Moscow described the report as “baseless” by the time the Europeans demanded accountability for the Syrian regime action.
In a 82-page report issued April 8, the the global chemical weapons watchdog said the Syrian air force dropped bombs containing either chlorine or sarin on a hospital and open farmland in the central town of Latamneh, injuring over 70 people and killing at least three — a surgeon and two others.
The exchanges between Russia and the Europeans took place at the monthly meeting on Syria’s chemical weapons, which was closed, the Associated Press (AP) reported.
The group's investigative team noted that “there are reasonable grounds” to believe the perpetrators in Latamneh of the use of sarin on March 24 and 30, and chlorine on March 25, 2017, were part of the Syrian Arab Air Force, OPCW coordinator Santiago Oñate-Laborde said.
The investigation included interviews with witnesses, analyses of samples taken from the sites of the attacks, as well as review of symptoms reported by those affected and medical staff, along with examination of imagery, including satellite images.
For his part, UN spokesman Stephane Dujarric said UN disarmament chief Izumi Nakamitusu briefed the council, including on the findings of the OPCW report, and stressed that they were “deeply distressing.”
Dujarric said Nakamitusu reiterated Secretary-General Antonio Guterres’ position “that the use of chemical weapons by anyone, anywhere, is intolerable and impunity for their use is equally unacceptable. It is imperative to identify and hold accountable all those who have used chemical weapons.”
Germany’s deputy UN ambassador Jurgen Schulz told the council: “Accountability is essential and impunity for these heinous crimes is not an option.”

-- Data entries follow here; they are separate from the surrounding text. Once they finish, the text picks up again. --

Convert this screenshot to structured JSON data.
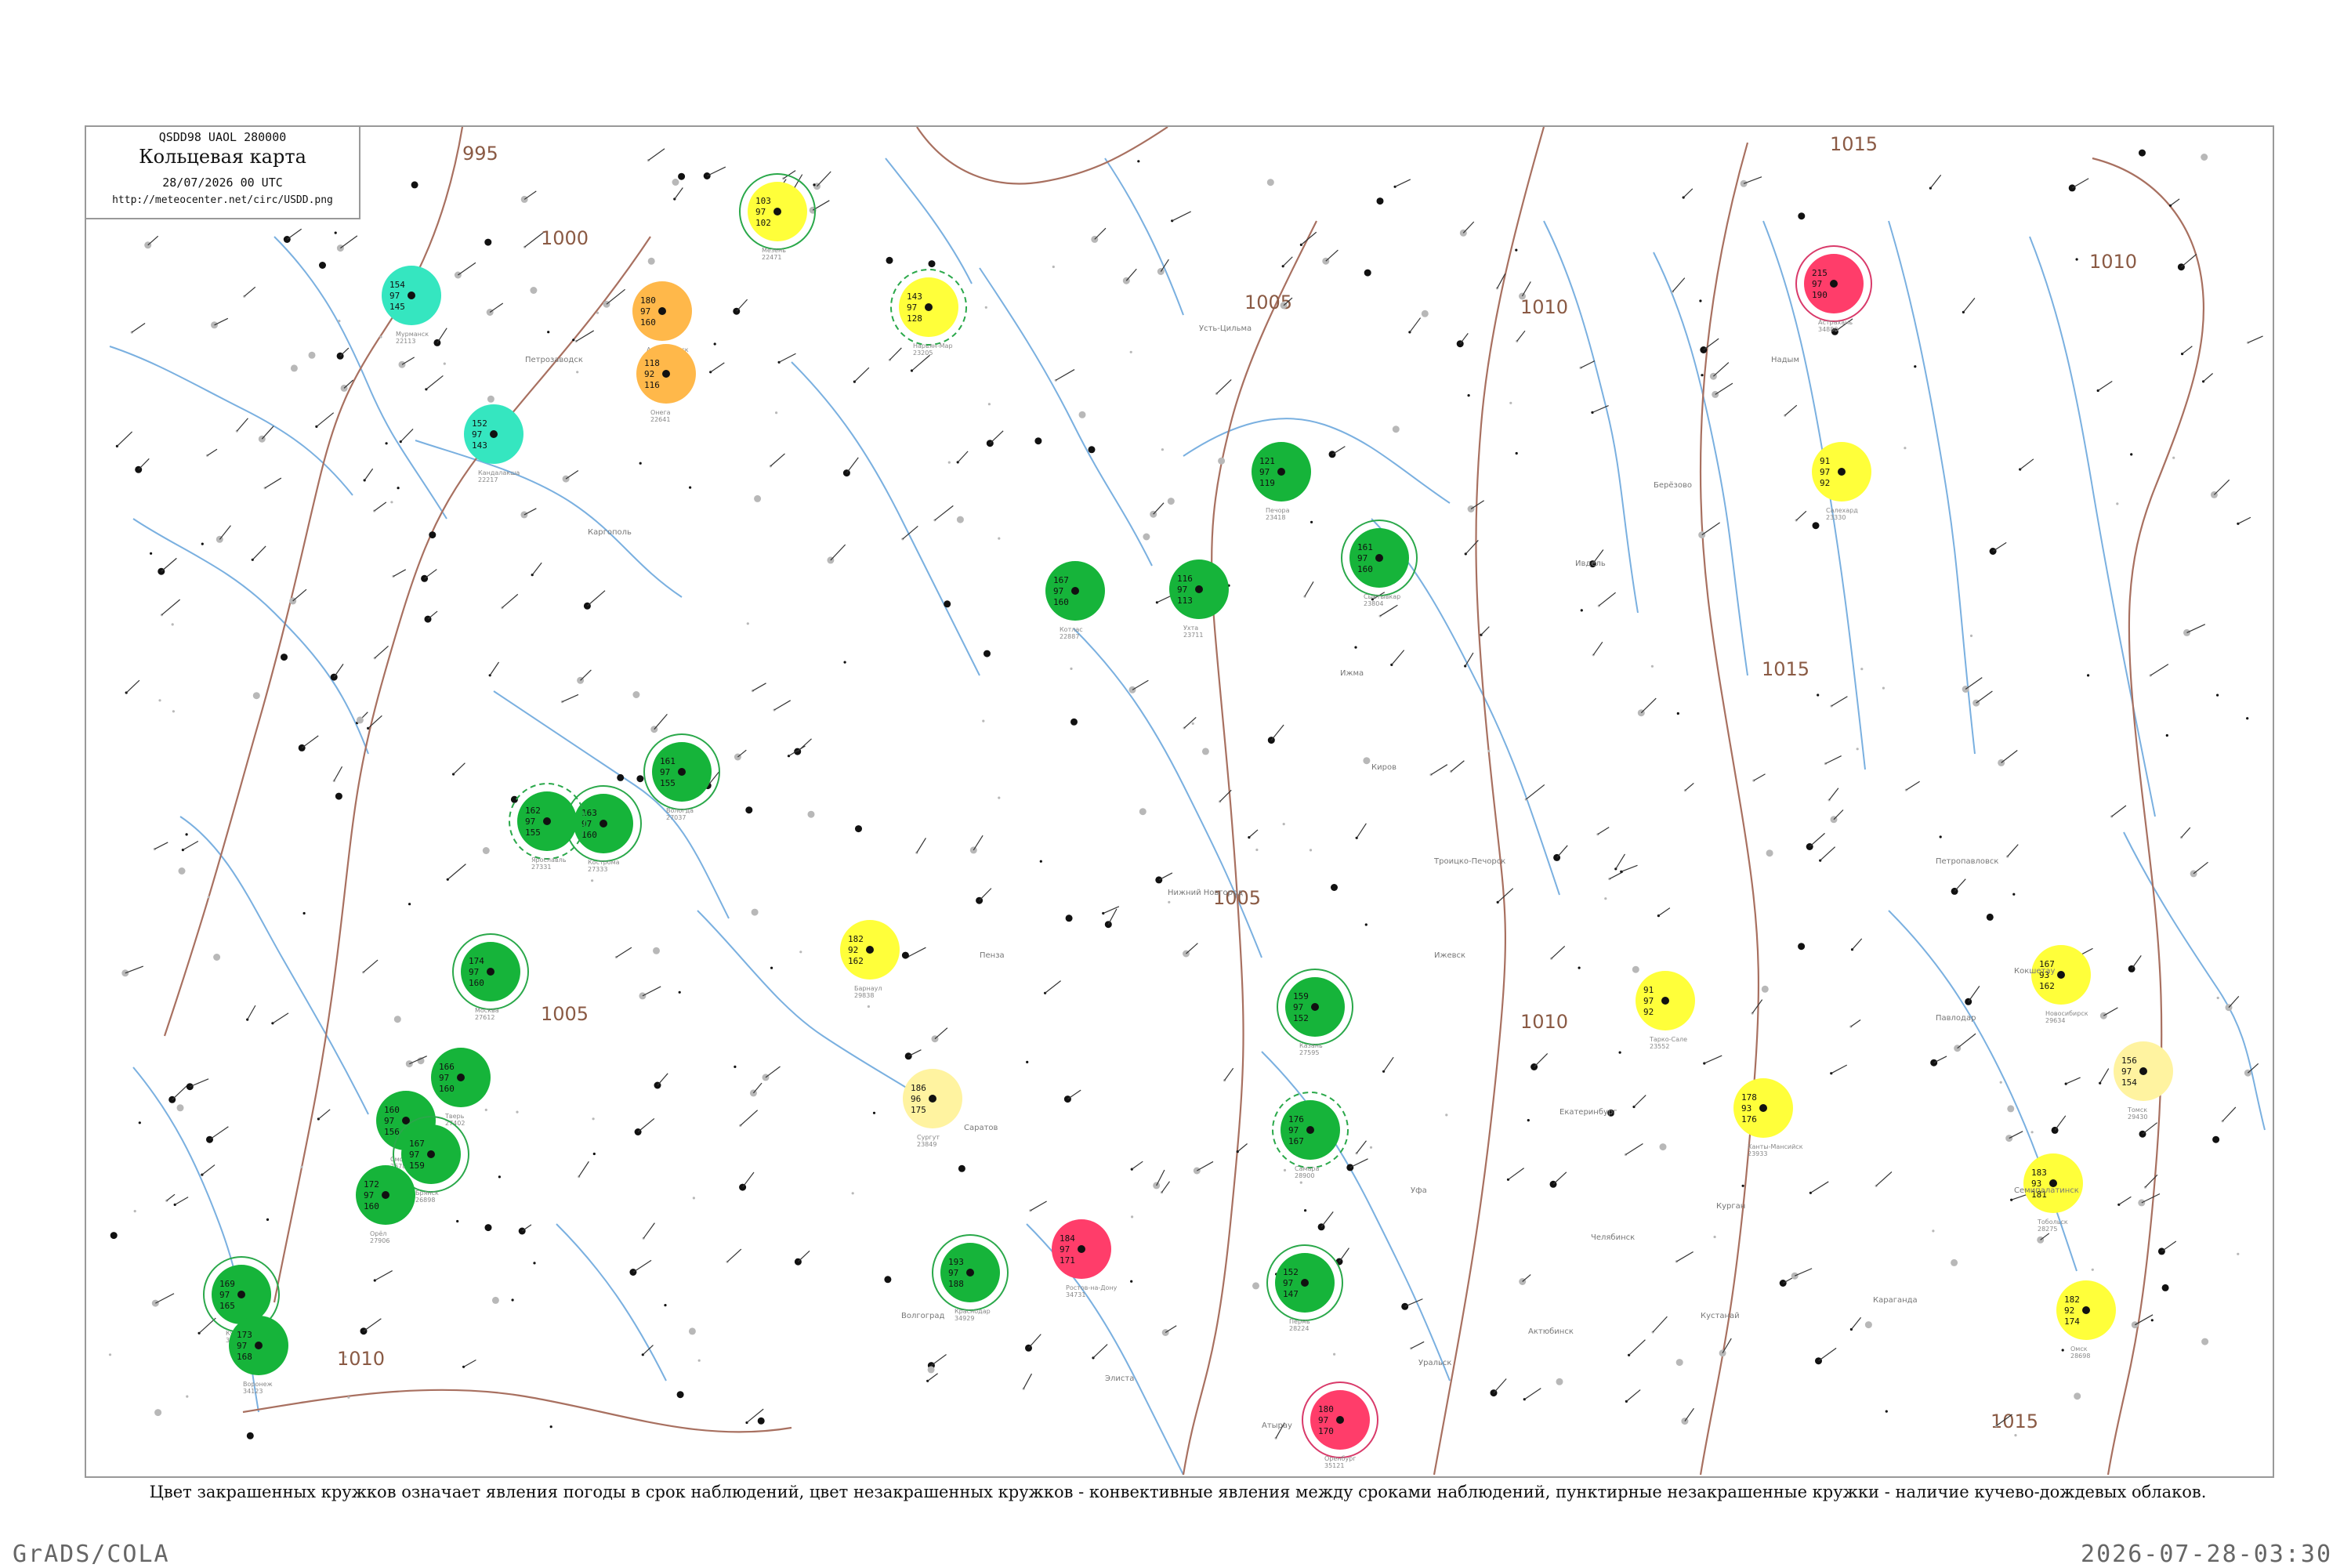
{
  "header": {
    "code_line": "QSDD98  UAOL  280000",
    "title": "Кольцевая карта",
    "date_line": "28/07/2026 00 UTC",
    "url": "http://meteocenter.net/circ/USDD.png"
  },
  "legend_caption": "Цвет закрашенных кружков означает явления погоды в срок наблюдений, цвет незакрашенных кружков - конвективные явления между сроками наблюдений, пунктирные незакрашенные кружки - наличие кучево-дождевых облаков.",
  "footer": {
    "left": "GrADS/COLA",
    "right": "2026-07-28-03:30"
  },
  "colors": {
    "isobar": "#a87060",
    "river": "#7ab0e0",
    "dot_grid": "#b8b8b8",
    "green": "#16b43a",
    "yellow": "#ffff3a",
    "pale_yellow": "#fff3a0",
    "orange": "#ffb84a",
    "red": "#ff3d6a",
    "cyan": "#35e6c0",
    "mint": "#66e6a6",
    "ring_green": "#2aa84a",
    "ring_red": "#d93a6a"
  },
  "isobars": [
    {
      "label": "995"
    },
    {
      "label": "1000"
    },
    {
      "label": "1005"
    },
    {
      "label": "1010"
    },
    {
      "label": "1015"
    }
  ],
  "stations": [
    {
      "name": "Мурманск",
      "num": "22113",
      "t": "154",
      "d": "145",
      "vis": "97",
      "fill": "cyan",
      "ring": "none"
    },
    {
      "name": "Кандалакша",
      "num": "22217",
      "t": "152",
      "d": "143",
      "vis": "97",
      "fill": "cyan",
      "ring": "none"
    },
    {
      "name": "Архангельск",
      "num": "22550",
      "t": "180",
      "d": "160",
      "vis": "97",
      "fill": "orange",
      "ring": "none"
    },
    {
      "name": "Онега",
      "num": "22641",
      "t": "118",
      "d": "116",
      "vis": "92",
      "fill": "orange",
      "ring": "none"
    },
    {
      "name": "Мезень",
      "num": "22471",
      "t": "103",
      "d": "102",
      "vis": "97",
      "fill": "yellow",
      "ring": "green"
    },
    {
      "name": "Нарьян-Мар",
      "num": "23205",
      "t": "143",
      "d": "128",
      "vis": "97",
      "fill": "yellow",
      "ring": "green-dash"
    },
    {
      "name": "Печора",
      "num": "23418",
      "t": "121",
      "d": "119",
      "vis": "97",
      "fill": "green",
      "ring": "none"
    },
    {
      "name": "Ухта",
      "num": "23711",
      "t": "116",
      "d": "113",
      "vis": "97",
      "fill": "green",
      "ring": "none"
    },
    {
      "name": "Сыктывкар",
      "num": "23804",
      "t": "161",
      "d": "160",
      "vis": "97",
      "fill": "green",
      "ring": "green"
    },
    {
      "name": "Котлас",
      "num": "22887",
      "t": "167",
      "d": "160",
      "vis": "97",
      "fill": "green",
      "ring": "none"
    },
    {
      "name": "Вологда",
      "num": "27037",
      "t": "161",
      "d": "155",
      "vis": "97",
      "fill": "green",
      "ring": "green"
    },
    {
      "name": "Кострома",
      "num": "27333",
      "t": "163",
      "d": "160",
      "vis": "97",
      "fill": "green",
      "ring": "green"
    },
    {
      "name": "Ярославль",
      "num": "27331",
      "t": "162",
      "d": "155",
      "vis": "97",
      "fill": "green",
      "ring": "green-dash"
    },
    {
      "name": "Москва",
      "num": "27612",
      "t": "174",
      "d": "160",
      "vis": "97",
      "fill": "green",
      "ring": "green"
    },
    {
      "name": "Тверь",
      "num": "27402",
      "t": "166",
      "d": "160",
      "vis": "97",
      "fill": "green",
      "ring": "none"
    },
    {
      "name": "Смоленск",
      "num": "26781",
      "t": "160",
      "d": "156",
      "vis": "97",
      "fill": "green",
      "ring": "none"
    },
    {
      "name": "Брянск",
      "num": "26898",
      "t": "167",
      "d": "159",
      "vis": "97",
      "fill": "green",
      "ring": "green"
    },
    {
      "name": "Орёл",
      "num": "27906",
      "t": "172",
      "d": "160",
      "vis": "97",
      "fill": "green",
      "ring": "none"
    },
    {
      "name": "Курск",
      "num": "34009",
      "t": "169",
      "d": "165",
      "vis": "97",
      "fill": "green",
      "ring": "green"
    },
    {
      "name": "Воронеж",
      "num": "34123",
      "t": "173",
      "d": "168",
      "vis": "97",
      "fill": "green",
      "ring": "none"
    },
    {
      "name": "Ростов-на-Дону",
      "num": "34731",
      "t": "184",
      "d": "171",
      "vis": "97",
      "fill": "red",
      "ring": "none"
    },
    {
      "name": "Краснодар",
      "num": "34929",
      "t": "193",
      "d": "188",
      "vis": "97",
      "fill": "green",
      "ring": "green"
    },
    {
      "name": "Самара",
      "num": "28900",
      "t": "176",
      "d": "167",
      "vis": "97",
      "fill": "green",
      "ring": "green-dash"
    },
    {
      "name": "Казань",
      "num": "27595",
      "t": "159",
      "d": "152",
      "vis": "97",
      "fill": "green",
      "ring": "green"
    },
    {
      "name": "Пермь",
      "num": "28224",
      "t": "152",
      "d": "147",
      "vis": "97",
      "fill": "green",
      "ring": "green"
    },
    {
      "name": "Оренбург",
      "num": "35121",
      "t": "180",
      "d": "170",
      "vis": "97",
      "fill": "red",
      "ring": "red"
    },
    {
      "name": "Астрахань",
      "num": "34880",
      "t": "215",
      "d": "190",
      "vis": "97",
      "fill": "red",
      "ring": "red"
    },
    {
      "name": "Салехард",
      "num": "23330",
      "t": "91",
      "d": "92",
      "vis": "97",
      "fill": "yellow",
      "ring": "none"
    },
    {
      "name": "Тарко-Сале",
      "num": "23552",
      "t": "91",
      "d": "92",
      "vis": "97",
      "fill": "yellow",
      "ring": "none"
    },
    {
      "name": "Ханты-Мансийск",
      "num": "23933",
      "t": "178",
      "d": "176",
      "vis": "93",
      "fill": "yellow",
      "ring": "none"
    },
    {
      "name": "Тобольск",
      "num": "28275",
      "t": "183",
      "d": "181",
      "vis": "93",
      "fill": "yellow",
      "ring": "none"
    },
    {
      "name": "Омск",
      "num": "28698",
      "t": "182",
      "d": "174",
      "vis": "92",
      "fill": "yellow",
      "ring": "none"
    },
    {
      "name": "Новосибирск",
      "num": "29634",
      "t": "167",
      "d": "162",
      "vis": "93",
      "fill": "yellow",
      "ring": "none"
    },
    {
      "name": "Барнаул",
      "num": "29838",
      "t": "182",
      "d": "162",
      "vis": "92",
      "fill": "yellow",
      "ring": "none"
    },
    {
      "name": "Сургут",
      "num": "23849",
      "t": "186",
      "d": "175",
      "vis": "96",
      "fill": "pale_yellow",
      "ring": "none"
    },
    {
      "name": "Томск",
      "num": "29430",
      "t": "156",
      "d": "154",
      "vis": "97",
      "fill": "pale_yellow",
      "ring": "none"
    }
  ],
  "place_names": [
    {
      "label": "Каргополь"
    },
    {
      "label": "Петрозаводск"
    },
    {
      "label": "Усть-Цильма"
    },
    {
      "label": "Ижма"
    },
    {
      "label": "Троицко-Печорск"
    },
    {
      "label": "Ивдель"
    },
    {
      "label": "Берёзово"
    },
    {
      "label": "Надым"
    },
    {
      "label": "Екатеринбург"
    },
    {
      "label": "Курган"
    },
    {
      "label": "Челябинск"
    },
    {
      "label": "Уфа"
    },
    {
      "label": "Ижевск"
    },
    {
      "label": "Киров"
    },
    {
      "label": "Нижний Новгород"
    },
    {
      "label": "Пенза"
    },
    {
      "label": "Саратов"
    },
    {
      "label": "Волгоград"
    },
    {
      "label": "Элиста"
    },
    {
      "label": "Павлодар"
    },
    {
      "label": "Семипалатинск"
    },
    {
      "label": "Караганда"
    },
    {
      "label": "Кустанай"
    },
    {
      "label": "Актюбинск"
    },
    {
      "label": "Уральск"
    },
    {
      "label": "Атырау"
    },
    {
      "label": "Петропавловск"
    },
    {
      "label": "Кокшетау"
    }
  ]
}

Also, Estonia’s UN Ambassador Sven Jürgenson supported the report’s findings and condemned “the use of chemical weapons by the Syrian regime.”
After the report was issued, a Syrian Foreign Ministry official, quoted on state media, said: “Syria condemns in the strongest terms what was stated in the report,” and “categorically denies that it used toxic gases in the town of Latamneh or in any other Syrian city or village.”

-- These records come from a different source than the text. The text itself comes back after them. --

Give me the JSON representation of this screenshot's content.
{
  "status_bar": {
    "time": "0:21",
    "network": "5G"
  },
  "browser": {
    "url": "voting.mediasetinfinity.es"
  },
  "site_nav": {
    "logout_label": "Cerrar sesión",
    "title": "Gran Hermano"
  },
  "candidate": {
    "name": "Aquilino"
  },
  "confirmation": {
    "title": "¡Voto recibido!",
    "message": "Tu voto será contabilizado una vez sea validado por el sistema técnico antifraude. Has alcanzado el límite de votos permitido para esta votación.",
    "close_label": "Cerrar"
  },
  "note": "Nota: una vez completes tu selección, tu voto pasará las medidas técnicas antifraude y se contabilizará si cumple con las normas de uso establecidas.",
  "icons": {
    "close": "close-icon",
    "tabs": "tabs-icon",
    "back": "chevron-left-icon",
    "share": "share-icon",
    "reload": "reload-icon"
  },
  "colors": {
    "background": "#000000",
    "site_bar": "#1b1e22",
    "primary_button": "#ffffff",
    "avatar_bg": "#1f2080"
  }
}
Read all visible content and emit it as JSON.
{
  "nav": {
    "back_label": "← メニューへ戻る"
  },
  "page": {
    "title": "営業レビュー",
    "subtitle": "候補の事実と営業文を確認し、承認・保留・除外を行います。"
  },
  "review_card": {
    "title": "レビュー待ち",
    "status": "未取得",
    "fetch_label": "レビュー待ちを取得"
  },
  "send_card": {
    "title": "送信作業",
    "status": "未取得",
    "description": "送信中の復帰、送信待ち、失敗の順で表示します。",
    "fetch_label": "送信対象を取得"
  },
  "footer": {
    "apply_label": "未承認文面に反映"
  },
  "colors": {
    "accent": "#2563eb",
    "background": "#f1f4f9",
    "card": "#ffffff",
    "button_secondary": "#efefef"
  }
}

Meanwhile, Russia’s UN Ambassador Vassily Nebenzia told the council that all of Syria’s chemical weapons were destroyed and accused the OPCW experts of “echoing baseless accusations” by some unnamed countries, “biases,” and preparing a report “without even the slightest traces of due diligence.”
According to AP, the report said that Syrian authorities repeatedly refused to cooperate with the investigation.